crappie[1]Anglers love crappies. Though the walleye is the state fish, crappies, sunfish and bluegills are caught most often. Crappies bite readily and produce sweet-tasting fillets. There are actually two types of crappies: the black and the white. They are tough to tell apart. Both travel in schools and feed on small fish and aquatic insects. If you catch a crappie, it’s most likely a black crappie, which is the more widely distributed of the two species, occurring in most lakes throughout the state. The black crappie prefers deeper, cooler, clearer water than the white crappie does.

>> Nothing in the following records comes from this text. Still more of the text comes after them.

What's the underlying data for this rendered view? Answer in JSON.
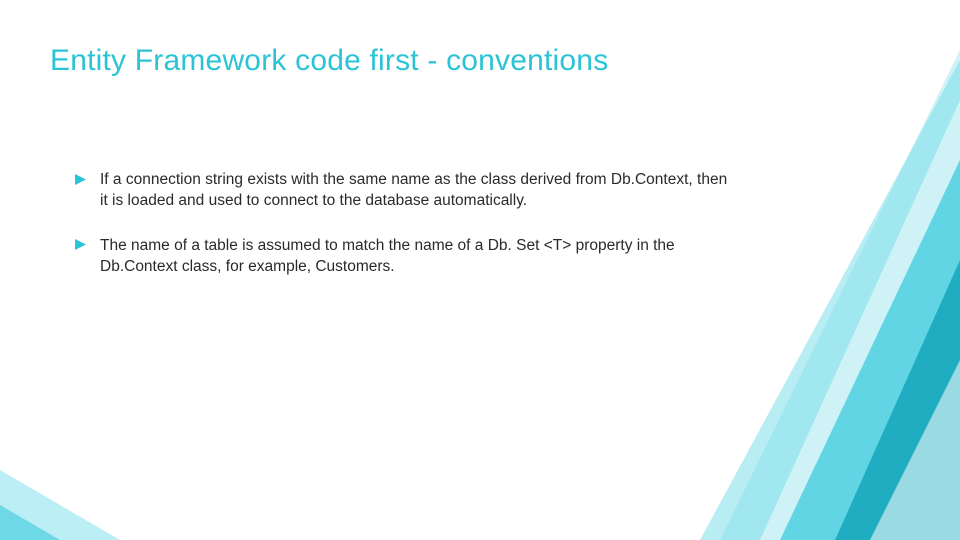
{
  "title": "Entity Framework code first - conventions",
  "bullets": [
    "If a connection string exists with the same name as the class derived from Db.Context, then it is loaded and used to connect to the database automatically.",
    "The name of a table is assumed to match the name of a Db. Set <T> property in the Db.Context class, for example, Customers."
  ],
  "colors": {
    "accent": "#2bc3d6",
    "bullet": "#2bc3d6",
    "text": "#2a2a2a"
  }
}
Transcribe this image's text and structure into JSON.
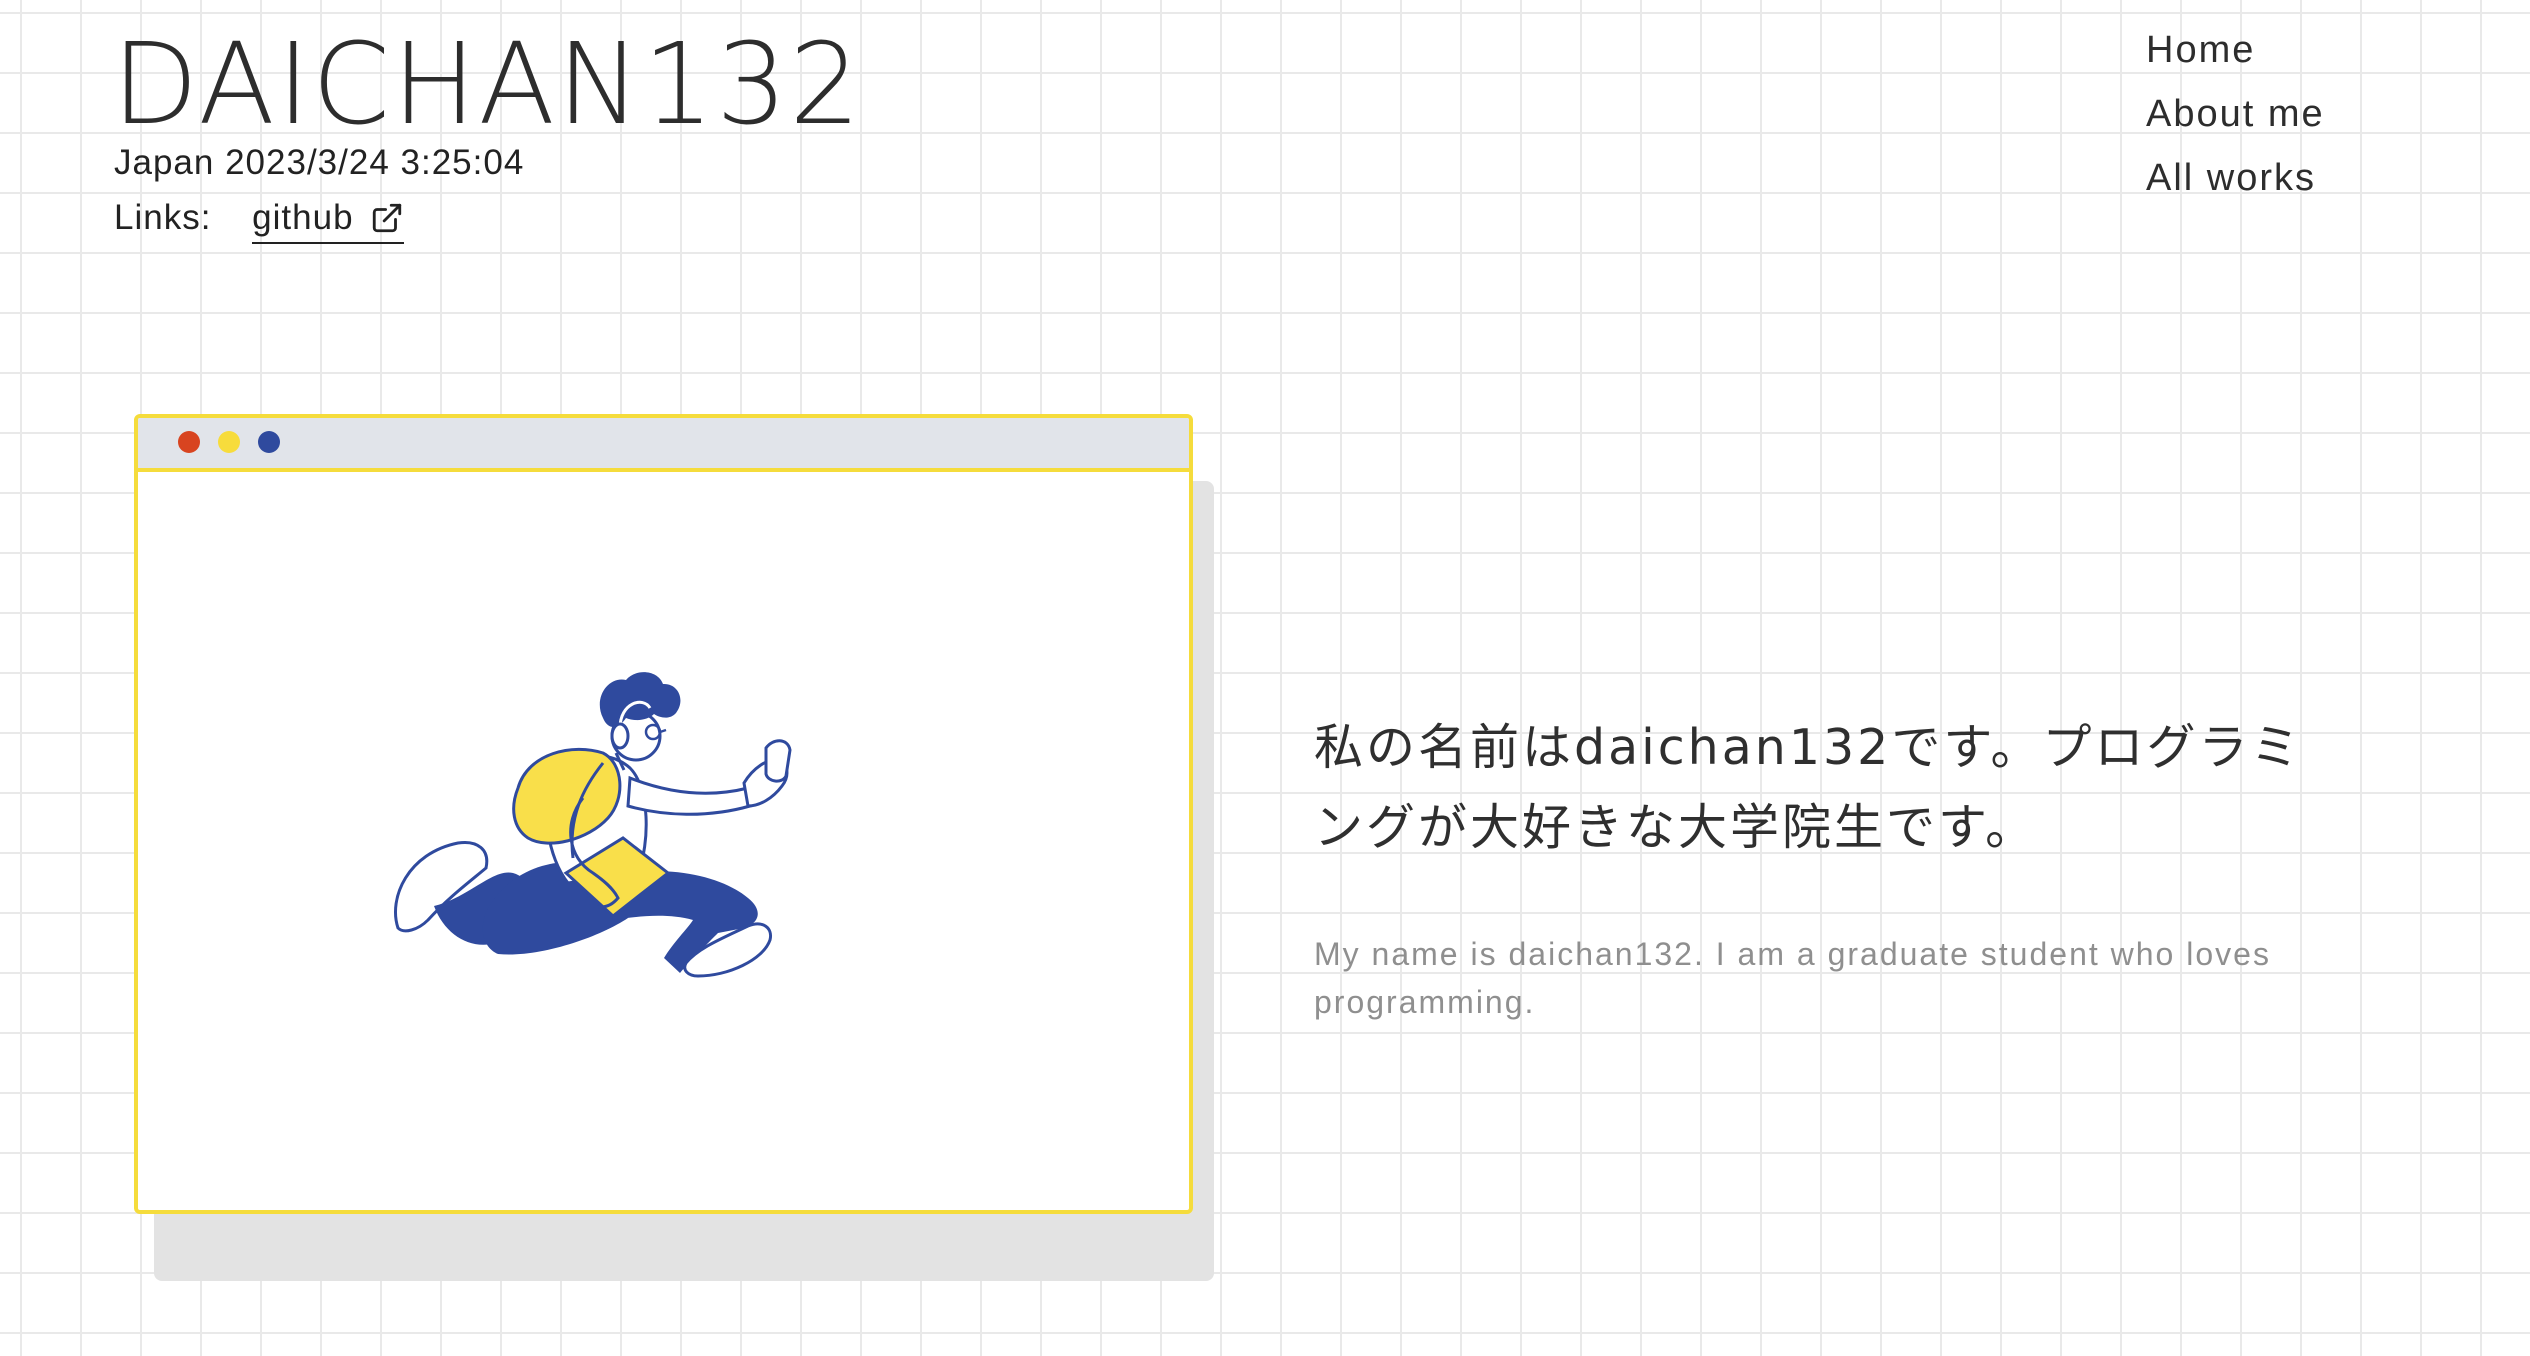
{
  "header": {
    "site_title": "DAICHAN132",
    "datetime": "Japan 2023/3/24 3:25:04",
    "links_label": "Links:",
    "github_label": "github"
  },
  "nav": {
    "items": [
      {
        "label": "Home"
      },
      {
        "label": "About me"
      },
      {
        "label": "All works"
      }
    ]
  },
  "hero": {
    "intro_ja": "私の名前はdaichan132です。プログラミングが大好きな大学院生です。",
    "intro_en": "My name is daichan132. I am a graduate student who loves programming."
  },
  "colors": {
    "grid_line": "#e9e9e9",
    "window_border": "#f5dc3c",
    "titlebar": "#e1e4ea",
    "dot_red": "#d84420",
    "dot_yellow": "#f7dc3c",
    "dot_blue": "#2f4a9e",
    "illustration_blue": "#2f4a9e",
    "illustration_yellow": "#f9df4a"
  },
  "icons": [
    "external-link-icon",
    "running-student-illustration"
  ]
}
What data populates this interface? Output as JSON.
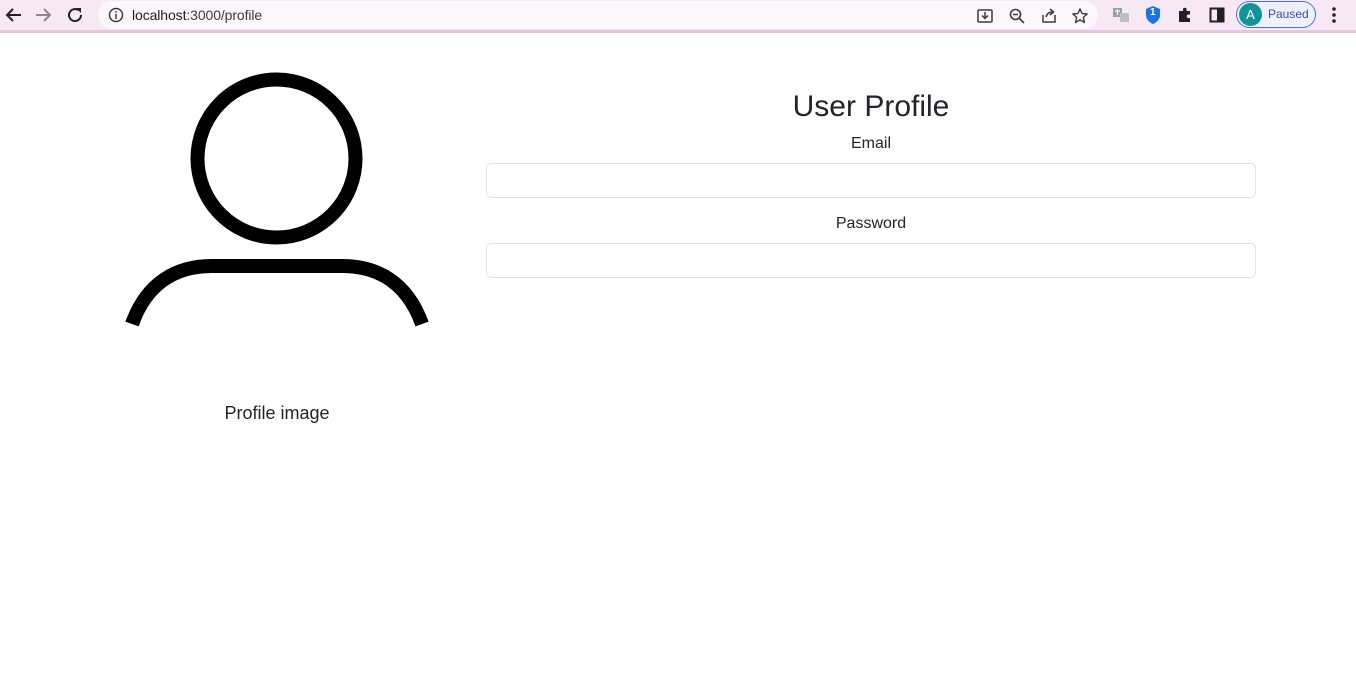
{
  "browser": {
    "url_host": "localhost",
    "url_path": ":3000/profile",
    "profile": {
      "initial": "A",
      "status": "Paused"
    },
    "extension_badge": "1"
  },
  "page": {
    "title": "User Profile",
    "profile_image_caption": "Profile image",
    "email_label": "Email",
    "email_value": "",
    "password_label": "Password",
    "password_value": ""
  },
  "icons": {
    "back": "arrow-left-icon",
    "forward": "arrow-right-icon",
    "reload": "reload-icon",
    "info": "info-icon",
    "install": "install-icon",
    "zoom": "zoom-out-icon",
    "share": "share-icon",
    "bookmark": "star-icon",
    "extension_translate": "translate-extension-icon",
    "extension_shield": "shield-extension-icon",
    "extensions": "puzzle-icon",
    "side_panel": "side-panel-icon",
    "menu": "kebab-menu-icon",
    "profile_image": "user-avatar-icon"
  },
  "colors": {
    "toolbar_bg": "#f6e8f4",
    "profile_avatar": "#12939a",
    "shield": "#1a73e8"
  }
}
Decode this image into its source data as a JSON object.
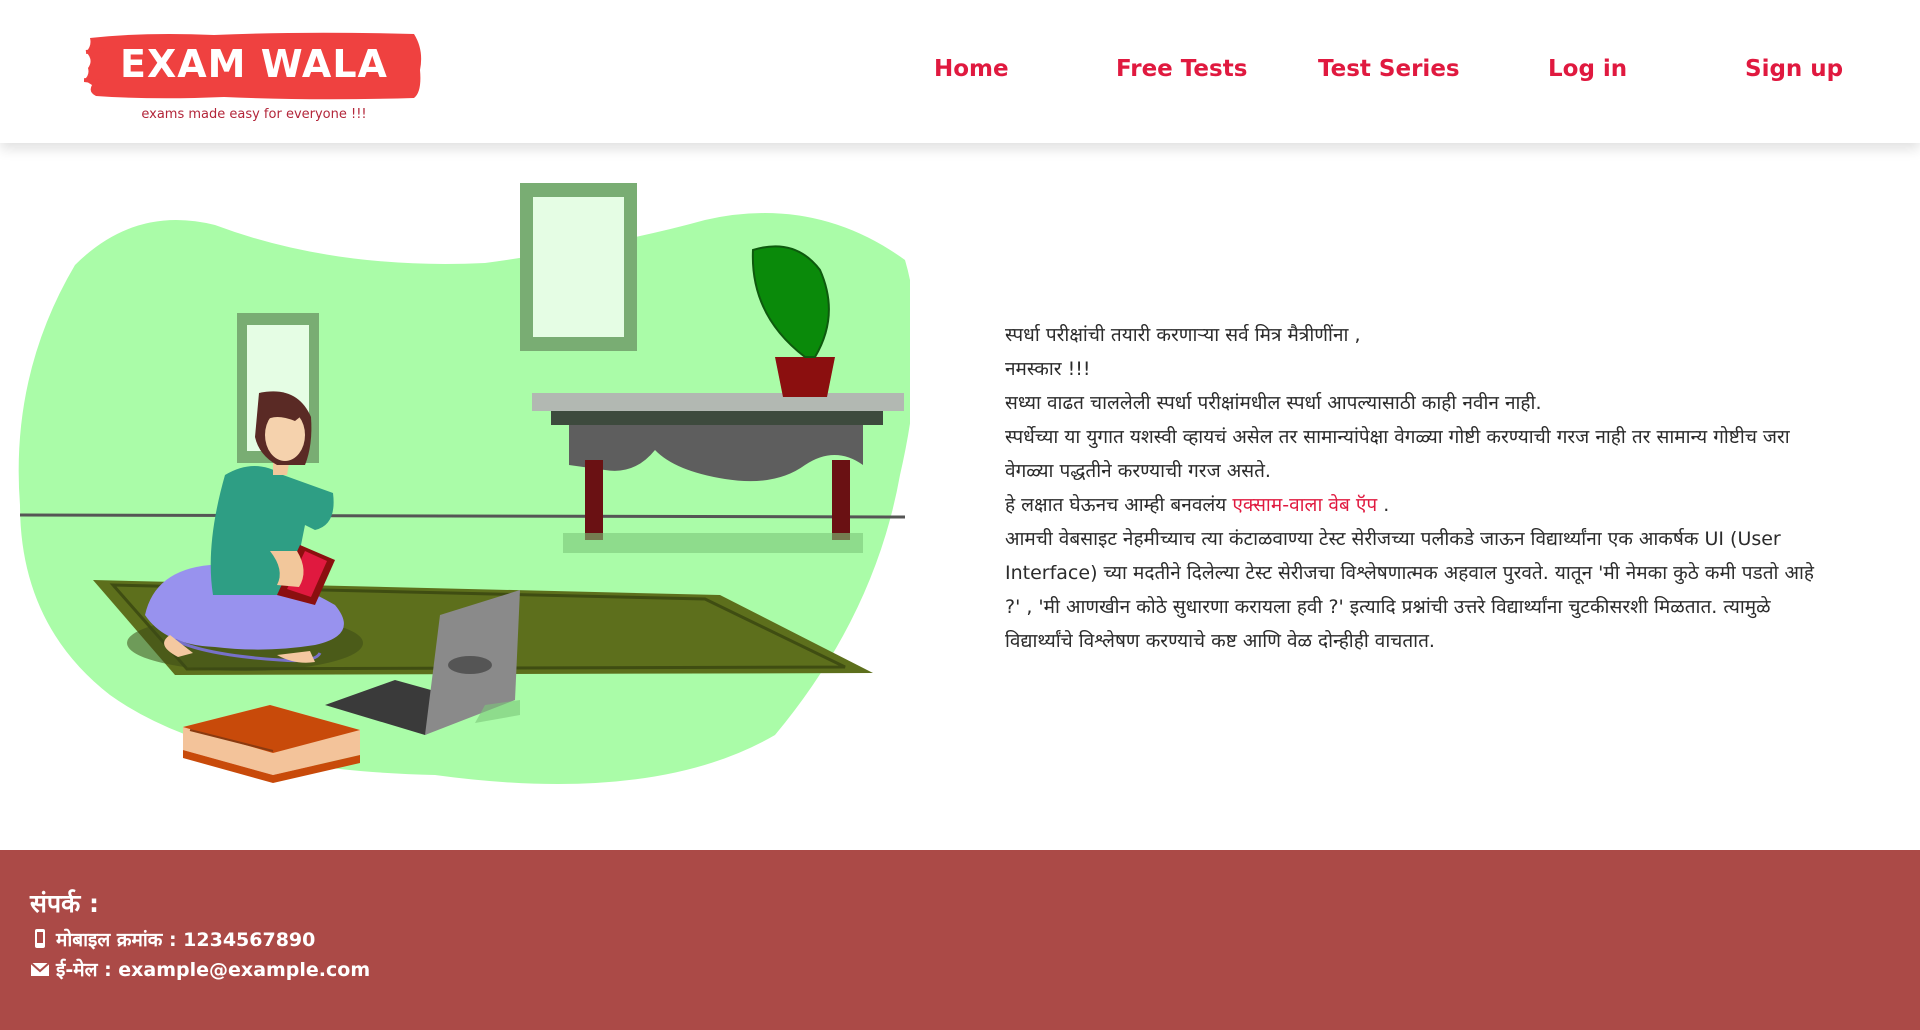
{
  "brand": {
    "name": "EXAM WALA",
    "tagline": "exams made easy for everyone !!!",
    "color": "#ef4140"
  },
  "nav": {
    "items": [
      {
        "label": "Home"
      },
      {
        "label": "Free Tests"
      },
      {
        "label": "Test Series"
      },
      {
        "label": "Log in"
      },
      {
        "label": "Sign up"
      }
    ],
    "color": "#e0193f"
  },
  "article": {
    "greeting": "स्पर्धा परीक्षांची तयारी करणाऱ्या सर्व मित्र मैत्रीणींना ,",
    "salutation": "नमस्कार !!!",
    "line1": "सध्या वाढत चाललेली स्पर्धा परीक्षांमधील स्पर्धा आपल्यासाठी काही नवीन नाही.",
    "line2": "स्पर्धेच्या या युगात यशस्वी व्हायचं असेल तर सामान्यांपेक्षा वेगळ्या गोष्टी करण्याची गरज नाही तर सामान्य गोष्टीच जरा वेगळ्या पद्धतीने करण्याची गरज असते.",
    "line3_prefix": "हे लक्षात घेऊनच आम्ही बनवलंय",
    "line3_highlight": "एक्साम-वाला वेब ऍप",
    "line3_suffix": ".",
    "line4": "आमची वेबसाइट नेहमीच्याच त्या कंटाळवाण्या टेस्ट सेरीजच्या पलीकडे जाऊन विद्यार्थ्यांना एक आकर्षक UI (User Interface) च्या मदतीने दिलेल्या टेस्ट सेरीजचा विश्लेषणात्मक अहवाल पुरवते. यातून 'मी नेमका कुठे कमी पडतो आहे ?' , 'मी आणखीन कोठे सुधारणा करायला हवी ?' इत्यादि प्रश्नांची उत्तरे विद्यार्थ्यांना चुटकीसरशी मिळतात. त्यामुळे विद्यार्थ्यांचे विश्लेषण करण्याचे कष्ट आणि वेळ दोन्हीही वाचतात."
  },
  "footer": {
    "title": "संपर्क :",
    "mobile": "मोबाइल क्रमांक : 1234567890",
    "email": "ई-मेल : example@example.com",
    "mobile_icon": "phone-icon",
    "email_icon": "mail-icon",
    "background": "#ab4a47"
  }
}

How to catch ’em
Crappies and panfish often congregate near weeds. Once you find them, you can often catch a nice mess of them. For panfish, a good old worm on a hook fished below a bobber is tough to beat. Simply cast near the weeds and let it sit. Move around until you find biting fish. Crappies sometimes like it a little deeper and prefer to feed on minnow. A bobber rig with a minnow for bait is good, as is small pink or white jig tipped with a minnow. Just cast it near the weed edges and let it settle down to the crappies and give it short jerks as you reel it in.

Where to find ’em
Gull Lake Chain, Hardy Lake, Nokay Lake, Upper Mission Lake, South Long Lake & Mississippi River

Possession Limit: Crappie – 10, Bluegill & Sunfish – 20


musky[1]The muskellunge, or muskie, is one of the largest and most elusive fish that swims in Minnesota. A muskie will eat fish and sometimes ducklings and even small muskrats. It waits in weed beds and then lunges forward, clamping its large, tooth-lined jaws onto the prey. The muskie then gulps down the stunned or dead victim head first.

Muskies are light colored and usually have dark bars running up and down their long bodies. That’s the opposite of northern pike, which have light markings on a dark body. Muskies are silver, light green, or light brown. The foolproof way to tell a muskie from a northern is to count the pores on the underside of the jaw: A muskie has six or more. A northern has five or fewer.

Where to find ’em
Leech Lake, Mille Lacs Lake

Possession Limit: 1-Minimum size is 30″